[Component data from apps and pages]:
■ ■ ■ ■

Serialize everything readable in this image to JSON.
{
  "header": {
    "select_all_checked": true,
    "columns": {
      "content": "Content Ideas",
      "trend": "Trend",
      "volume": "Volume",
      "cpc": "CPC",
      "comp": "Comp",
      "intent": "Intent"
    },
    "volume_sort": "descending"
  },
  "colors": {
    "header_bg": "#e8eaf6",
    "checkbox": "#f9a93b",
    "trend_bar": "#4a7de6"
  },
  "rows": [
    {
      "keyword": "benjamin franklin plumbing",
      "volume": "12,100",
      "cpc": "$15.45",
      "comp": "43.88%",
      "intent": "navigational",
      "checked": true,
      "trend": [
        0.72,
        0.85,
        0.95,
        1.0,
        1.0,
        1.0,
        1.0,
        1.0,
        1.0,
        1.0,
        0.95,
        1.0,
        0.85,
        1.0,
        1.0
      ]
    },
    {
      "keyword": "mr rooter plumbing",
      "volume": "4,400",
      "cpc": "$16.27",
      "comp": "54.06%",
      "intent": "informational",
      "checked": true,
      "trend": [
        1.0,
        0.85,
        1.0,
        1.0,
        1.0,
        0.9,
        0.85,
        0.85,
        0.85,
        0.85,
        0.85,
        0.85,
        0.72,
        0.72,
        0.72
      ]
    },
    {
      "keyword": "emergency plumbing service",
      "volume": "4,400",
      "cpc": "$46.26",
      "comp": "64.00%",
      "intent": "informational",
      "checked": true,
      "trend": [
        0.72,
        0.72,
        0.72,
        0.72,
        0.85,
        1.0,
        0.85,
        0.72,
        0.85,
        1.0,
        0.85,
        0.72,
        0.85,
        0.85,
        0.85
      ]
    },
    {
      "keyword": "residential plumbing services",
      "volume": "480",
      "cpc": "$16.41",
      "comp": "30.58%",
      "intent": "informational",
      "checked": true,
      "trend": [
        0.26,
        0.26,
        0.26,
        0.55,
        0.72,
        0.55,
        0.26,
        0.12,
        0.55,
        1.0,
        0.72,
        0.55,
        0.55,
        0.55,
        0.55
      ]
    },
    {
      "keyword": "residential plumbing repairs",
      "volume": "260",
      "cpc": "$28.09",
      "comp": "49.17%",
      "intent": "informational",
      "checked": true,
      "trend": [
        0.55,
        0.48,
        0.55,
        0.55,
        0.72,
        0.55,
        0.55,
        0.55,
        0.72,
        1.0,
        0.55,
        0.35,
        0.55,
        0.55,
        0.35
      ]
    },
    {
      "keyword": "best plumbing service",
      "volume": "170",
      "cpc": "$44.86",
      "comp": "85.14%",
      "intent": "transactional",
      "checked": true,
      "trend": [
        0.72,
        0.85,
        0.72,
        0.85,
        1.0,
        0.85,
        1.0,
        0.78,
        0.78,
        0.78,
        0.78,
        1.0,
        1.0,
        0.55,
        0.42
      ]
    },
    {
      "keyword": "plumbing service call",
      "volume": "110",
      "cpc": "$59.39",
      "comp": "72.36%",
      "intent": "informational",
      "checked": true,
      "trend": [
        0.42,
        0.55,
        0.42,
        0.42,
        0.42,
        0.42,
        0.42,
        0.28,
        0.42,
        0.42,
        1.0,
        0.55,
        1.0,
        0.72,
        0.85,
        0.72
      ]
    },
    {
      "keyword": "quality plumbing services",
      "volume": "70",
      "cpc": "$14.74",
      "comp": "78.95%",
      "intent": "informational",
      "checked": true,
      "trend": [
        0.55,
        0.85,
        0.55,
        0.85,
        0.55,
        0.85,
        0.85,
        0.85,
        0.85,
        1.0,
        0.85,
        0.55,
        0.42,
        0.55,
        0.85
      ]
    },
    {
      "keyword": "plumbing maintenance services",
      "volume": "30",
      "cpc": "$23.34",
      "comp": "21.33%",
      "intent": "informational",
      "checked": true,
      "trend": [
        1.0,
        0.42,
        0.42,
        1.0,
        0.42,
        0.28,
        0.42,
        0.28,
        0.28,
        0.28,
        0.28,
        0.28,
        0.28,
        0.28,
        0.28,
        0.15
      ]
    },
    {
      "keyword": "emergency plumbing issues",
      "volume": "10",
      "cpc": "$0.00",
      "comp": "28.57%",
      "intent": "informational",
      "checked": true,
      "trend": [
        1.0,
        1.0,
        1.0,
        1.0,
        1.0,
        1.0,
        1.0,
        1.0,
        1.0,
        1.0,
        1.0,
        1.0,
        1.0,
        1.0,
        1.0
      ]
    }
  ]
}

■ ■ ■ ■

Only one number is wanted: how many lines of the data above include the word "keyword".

10